We want to build a better world, and we want to contribute to society
23 July 2021
Sam, the headteacher at Kachin Refugee Learning Centre works with her community to give back to society.
By Sam Htoi San Nhkum in Kuala Lumpur, Malaysia
My name is Sam, and I am 45-years-old. I am the headteacher at the Kachin Refugee Learning Centre and a mother-figure to my students. Together with the teachers, I teach the students, manage the school and help their families with daily needs. We call ourselves the Kachin, and we are a minority ethnic group from Myanmar.
Over 12 years ago, I fled my homeland in Myanmar to escape the ongoing conflict there. If I had stayed there, I don’t know if I would still be alive today.
Before I escaped Myanmar, I lived a normal life. I did house chores. My husband and I used to own a small shop selling food and snacks. My husband also planted corn and other crops.
The day I left my home, I did not know that I would not return. I had gone to a clinic in the next village with my husband. While I was away, the army came looking for me.
When they couldn’t find me, they took all my belongings. And then, they burnt my house. People from my village rushed over to warn me. When I heard what happened, I was scared for my life. My husband and I decided there and then that we had to flee. We don’t know what would have happened if we stayed. So we borrowed money from friends and neighbours and escaped. By the grace of God, we arrived safely in Malaysia in 2008.
I feel safe here in Malaysia. When I first arrived, I worked in a restaurant kitchen for a year before joining the Kachin Refugee Learning Centre as a teacher.
Today we depend mostly on volunteer teachers for the secondary-level classes. All the teachers work together. We understand each other. We do not always have enough resources to cater to the older children who need more specialized classes for their exams. But whatever the problems, we go through it together. Even with all the struggles in keeping the school running, I am happy that the children are getting support.
Education is an important part of every child’s life. Without education, we will think differently, we will not have confidence, we will not know our rights.
Officially I teach, but unofficially, I also help the families in my community. Sometimes I go to the police station or hospital to help translate if someone needs it.
During the Movement Control Order (MCO) last year, all the families were suddenly confined at home. I remember receiving desperate phone calls from parents of my students who were fearful about not having food and not paying rent. I knew that I had to find a way to help. In times like this, we need to help each other.
I worked together with NGOs and donors to distribute food to 2,000 refugees around Klang Valley.
Together with a church, our community also raised over RM100,000 to help refugee families in need.
I was really touched by the support we got for the refugee community.

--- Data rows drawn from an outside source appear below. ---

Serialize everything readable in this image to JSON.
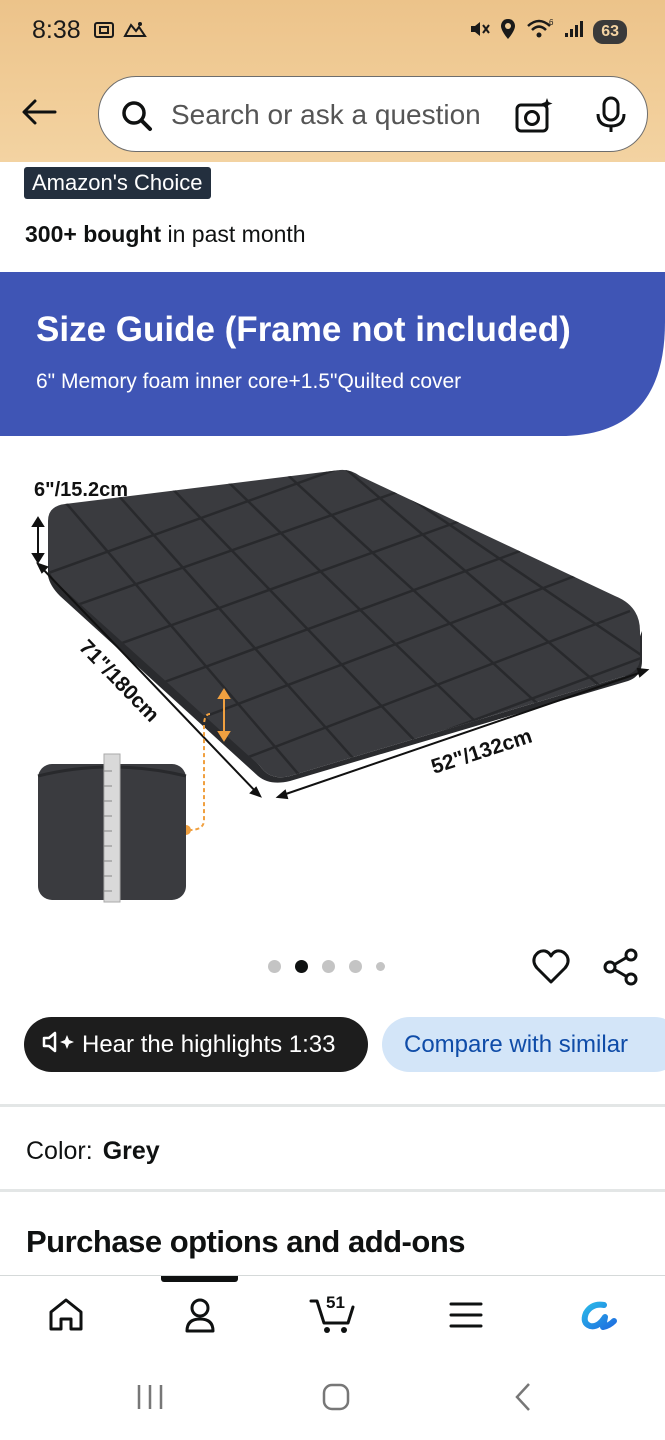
{
  "status_bar": {
    "time": "8:38",
    "battery": "63",
    "icons": [
      "screenshot-icon",
      "driving-icon",
      "mute-icon",
      "location-icon",
      "wifi-icon",
      "signal-icon",
      "battery-icon"
    ]
  },
  "search": {
    "placeholder": "Search or ask a question"
  },
  "badge": {
    "label": "Amazon's Choice"
  },
  "bought": {
    "count": "300+ bought",
    "suffix": " in past month"
  },
  "banner": {
    "title": "Size Guide (Frame not included)",
    "subtitle": "6\" Memory foam inner core+1.5\"Quilted cover",
    "color": "#3f55b5"
  },
  "product_image": {
    "height_label": "6\"/15.2cm",
    "length_label": "71\"/180cm",
    "width_label": "52\"/132cm",
    "mattress_color": "#3a3b3f",
    "accent_color": "#f0a040"
  },
  "carousel": {
    "total": 5,
    "active_index": 1
  },
  "actions": {
    "hear_label": "Hear the highlights 1:33",
    "compare_label": "Compare with similar"
  },
  "color_option": {
    "label": "Color:",
    "value": "Grey"
  },
  "purchase_options": {
    "title": "Purchase options and add-ons"
  },
  "bottom_nav": {
    "items": [
      "home-icon",
      "account-icon",
      "cart-icon",
      "menu-icon",
      "rufus-icon"
    ],
    "cart_count": "51",
    "active_index": 1
  },
  "system_nav": {
    "items": [
      "recents-button",
      "home-button",
      "back-button"
    ]
  },
  "colors": {
    "header_bg": "#f1cd98",
    "badge_bg": "#232f3e",
    "compare_bg": "#d3e5f8",
    "link_blue": "#0f4ca8"
  }
}
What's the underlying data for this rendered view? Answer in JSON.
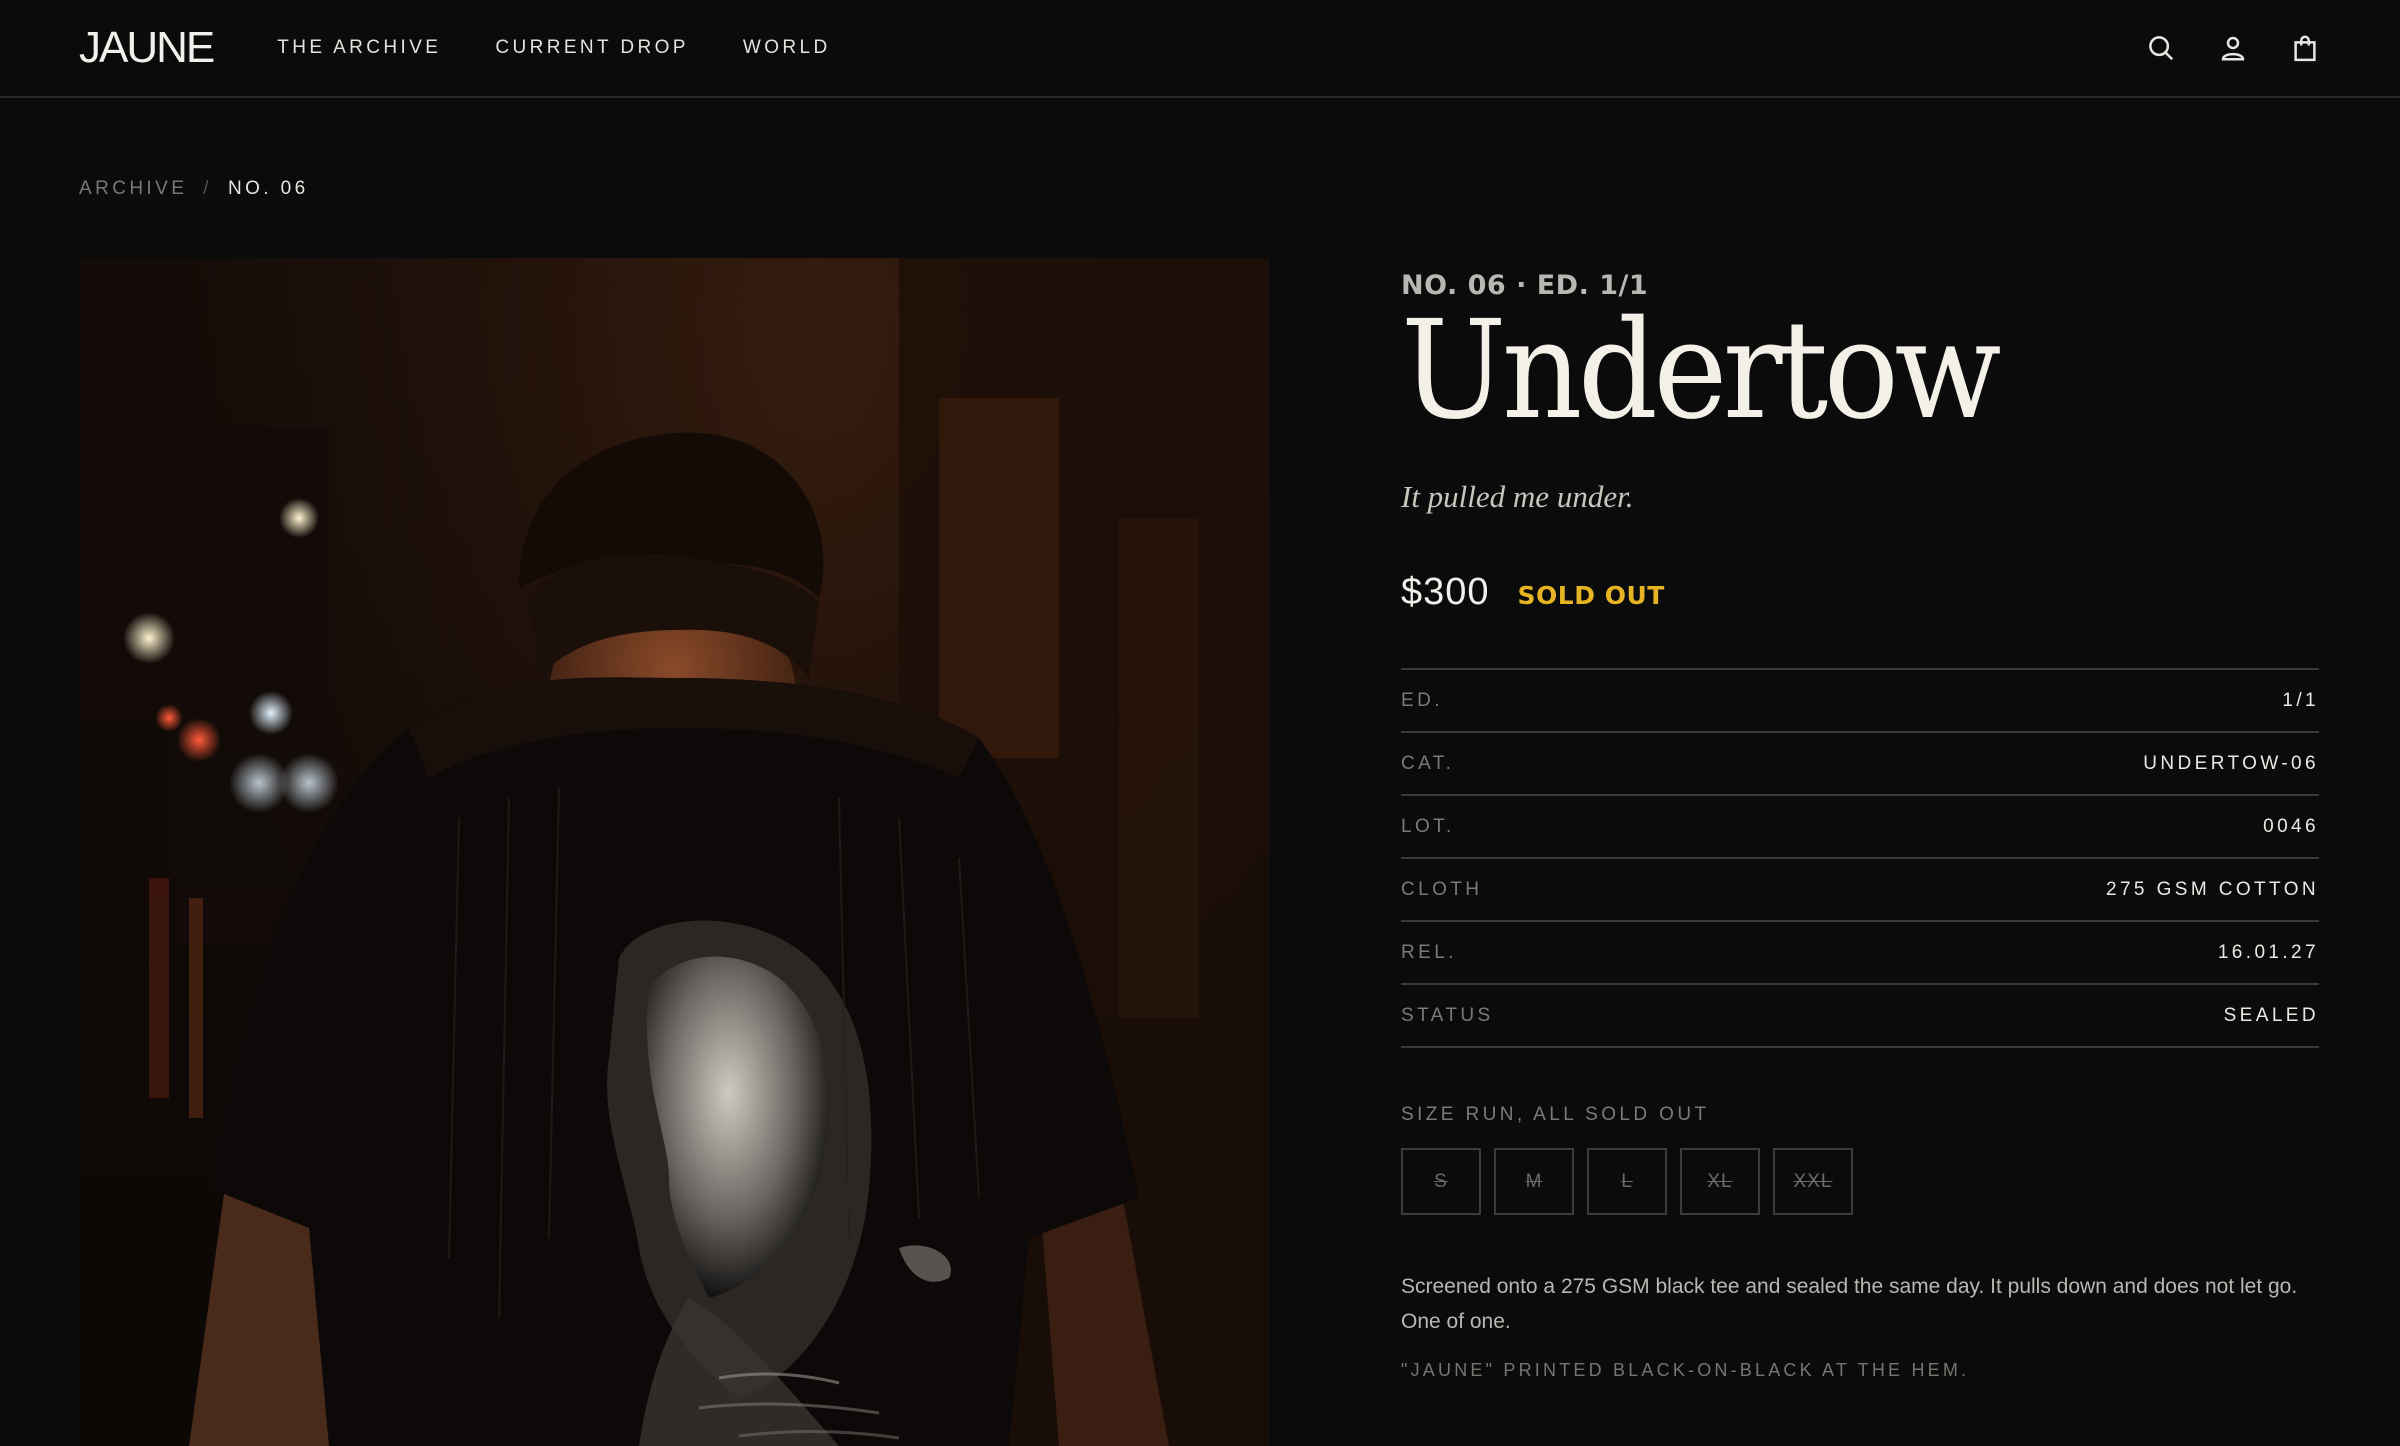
{
  "header": {
    "logo": "JAUNE",
    "nav": [
      "THE ARCHIVE",
      "CURRENT DROP",
      "WORLD"
    ],
    "icons": [
      "search-icon",
      "account-icon",
      "cart-icon"
    ]
  },
  "breadcrumb": {
    "parent": "ARCHIVE",
    "separator": "/",
    "current": "NO. 06"
  },
  "product": {
    "edition_tag": "NO. 06 · ED. 1/1",
    "title": "Undertow",
    "tagline": "It pulled me under.",
    "price": "$300",
    "badge": "SOLD OUT",
    "badge_color": "#e6b422",
    "specs": [
      {
        "key": "ED.",
        "value": "1/1"
      },
      {
        "key": "CAT.",
        "value": "UNDERTOW-06"
      },
      {
        "key": "LOT.",
        "value": "0046"
      },
      {
        "key": "CLOTH",
        "value": "275 GSM COTTON"
      },
      {
        "key": "REL.",
        "value": "16.01.27"
      },
      {
        "key": "STATUS",
        "value": "SEALED"
      }
    ],
    "size_label": "SIZE RUN, ALL SOLD OUT",
    "sizes": [
      "S",
      "M",
      "L",
      "XL",
      "XXL"
    ],
    "description": "Screened onto a 275 GSM black tee and sealed the same day. It pulls down and does not let go. One of one.",
    "hem_note": "\"JAUNE\" PRINTED BLACK-ON-BLACK AT THE HEM."
  },
  "colors": {
    "background": "#0b0b0c",
    "accent": "#e6b422"
  }
}
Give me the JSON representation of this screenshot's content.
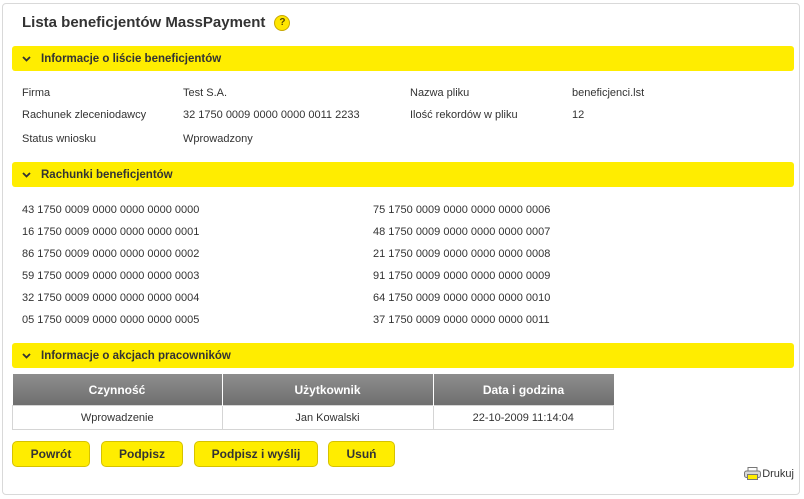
{
  "page": {
    "title": "Lista beneficjentów MassPayment",
    "help_icon": "?"
  },
  "sections": {
    "info": {
      "label": "Informacje o liście beneficjentów"
    },
    "accounts": {
      "label": "Rachunki beneficjentów"
    },
    "actions": {
      "label": "Informacje o akcjach pracowników"
    }
  },
  "info": {
    "firma_label": "Firma",
    "firma_value": "Test S.A.",
    "rachunek_label": "Rachunek zleceniodawcy",
    "rachunek_value": "32 1750 0009 0000 0000 0011 2233",
    "status_label": "Status wniosku",
    "status_value": "Wprowadzony",
    "plik_label": "Nazwa pliku",
    "plik_value": "beneficjenci.lst",
    "rekordy_label": "Ilość rekordów w pliku",
    "rekordy_value": "12"
  },
  "accounts_left": [
    "43 1750 0009 0000 0000 0000 0000",
    "16 1750 0009 0000 0000 0000 0001",
    "86 1750 0009 0000 0000 0000 0002",
    "59 1750 0009 0000 0000 0000 0003",
    "32 1750 0009 0000 0000 0000 0004",
    "05 1750 0009 0000 0000 0000 0005"
  ],
  "accounts_right": [
    "75 1750 0009 0000 0000 0000 0006",
    "48 1750 0009 0000 0000 0000 0007",
    "21 1750 0009 0000 0000 0000 0008",
    "91 1750 0009 0000 0000 0000 0009",
    "64 1750 0009 0000 0000 0000 0010",
    "37 1750 0009 0000 0000 0000 0011"
  ],
  "actions_table": {
    "headers": [
      "Czynność",
      "Użytkownik",
      "Data i godzina"
    ],
    "rows": [
      [
        "Wprowadzenie",
        "Jan Kowalski",
        "22-10-2009 11:14:04"
      ]
    ]
  },
  "buttons": {
    "back": "Powrót",
    "sign": "Podpisz",
    "sign_send": "Podpisz i wyślij",
    "delete": "Usuń"
  },
  "print": {
    "label": "Drukuj"
  },
  "colors": {
    "accent": "#ffed00",
    "header_gray": "#7a7a7a"
  }
}
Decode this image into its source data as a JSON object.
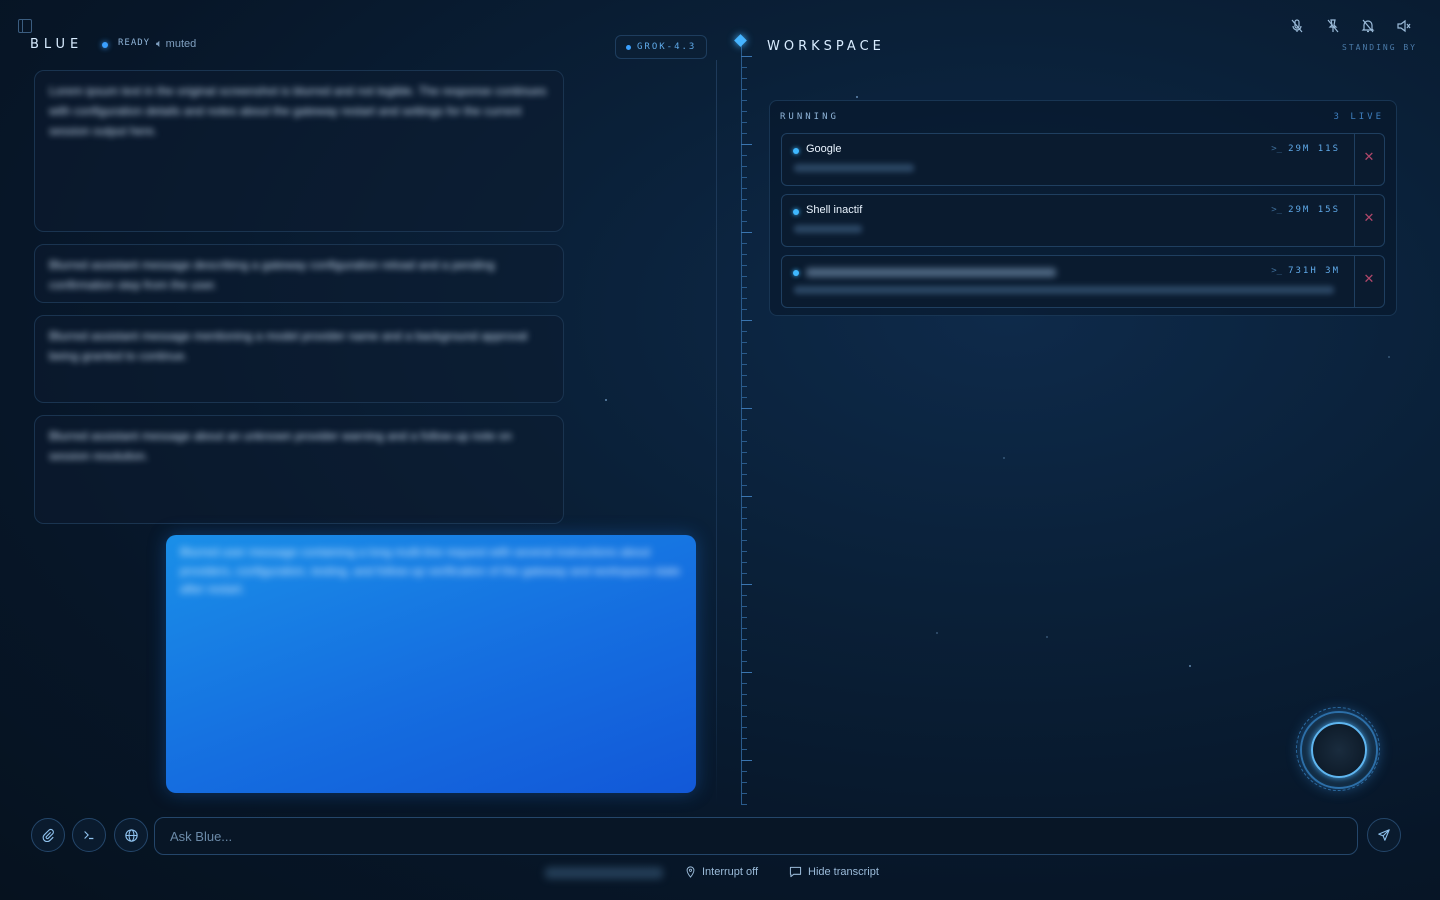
{
  "header": {
    "brand": "BLUE",
    "status": "READY",
    "muted_label": "muted",
    "model": "GROK-4.3"
  },
  "chat": {
    "messages": [
      {
        "role": "assistant",
        "text": "Lorem ipsum text in the original screenshot is blurred and not legible. The response continues with configuration details and notes about the gateway restart and settings for the current session output here."
      },
      {
        "role": "assistant",
        "text": "Blurred assistant message describing a gateway configuration reload and a pending confirmation step from the user."
      },
      {
        "role": "assistant",
        "text": "Blurred assistant message mentioning a model provider name and a background approval being granted to continue."
      },
      {
        "role": "assistant",
        "text": "Blurred assistant message about an unknown provider warning and a follow-up note on session resolution."
      },
      {
        "role": "user",
        "text": "Blurred user message containing a long multi-line request with several instructions about providers, configuration, testing, and follow-up verification of the gateway and workspace state after restart."
      }
    ]
  },
  "workspace": {
    "title": "WORKSPACE",
    "standing_by": "STANDING BY",
    "panel_title": "RUNNING",
    "live_count": "3 LIVE",
    "tasks": [
      {
        "name": "Google",
        "time": "29M 11S"
      },
      {
        "name": "Shell inactif",
        "time": "29M 15S"
      },
      {
        "name": "",
        "time": "731H 3M"
      }
    ]
  },
  "input": {
    "placeholder": "Ask Blue..."
  },
  "footer": {
    "interrupt": "Interrupt off",
    "transcript": "Hide transcript"
  },
  "icons": [
    "sidebar-toggle-icon",
    "speaker-muted-icon",
    "mic-off-icon",
    "pin-off-icon",
    "bell-off-icon",
    "volume-x-icon",
    "paperclip-icon",
    "terminal-icon",
    "globe-icon",
    "send-icon",
    "close-icon",
    "pin-icon",
    "chat-bubble-icon"
  ],
  "colors": {
    "accent": "#3aa0ff",
    "user_bubble": "#156ee0",
    "close": "#b0476a"
  }
}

So when the opportunity arose, I brought together some members of the refugee community to sew PPE (Personal Protective Equipment) for Malaysian medical front-liners. We made over 10,000 head covers last year.
As refugees, we want to help others in society. We want to show Malaysians that we are thankful for their help.
I want to tell the world that we have refugee status, but we did not choose this. We have traumas already, but we also have hopes and dreams. We want to build a better world, and we want to contribute to society. We have the heart to help, just give us a chance.